**Data records**
BEGIN

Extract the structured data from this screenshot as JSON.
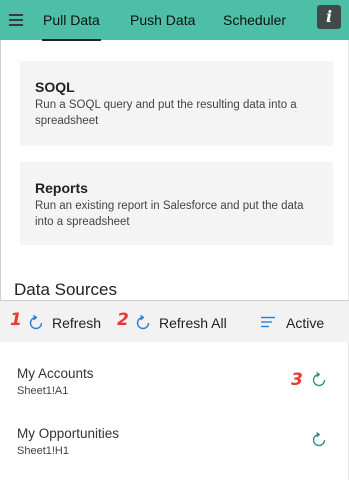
{
  "nav": {
    "tabs": [
      {
        "label": "Pull Data",
        "active": true
      },
      {
        "label": "Push Data",
        "active": false
      },
      {
        "label": "Scheduler",
        "active": false
      }
    ],
    "info_label": "i",
    "menu_icon": "hamburger-icon"
  },
  "cards": [
    {
      "title": "SOQL",
      "description": "Run a SOQL query and put the resulting data into a spreadsheet"
    },
    {
      "title": "Reports",
      "description": "Run an existing report in Salesforce and put the data into a spreadsheet"
    }
  ],
  "data_sources": {
    "title": "Data Sources",
    "toolbar": {
      "refresh_marker": "1",
      "refresh_label": "Refresh",
      "refresh_all_marker": "2",
      "refresh_all_label": "Refresh All",
      "filter_label": "Active"
    },
    "items": [
      {
        "name": "My Accounts",
        "range": "Sheet1!A1",
        "marker": "3"
      },
      {
        "name": "My Opportunities",
        "range": "Sheet1!H1",
        "marker": ""
      }
    ]
  },
  "colors": {
    "header_bg": "#4cbfa6",
    "refresh_icon": "#2b7fd4",
    "row_refresh_icon": "#2a8b78",
    "marker": "#e63b2e"
  }
}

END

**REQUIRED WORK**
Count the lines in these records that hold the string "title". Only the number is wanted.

**RESULT**
3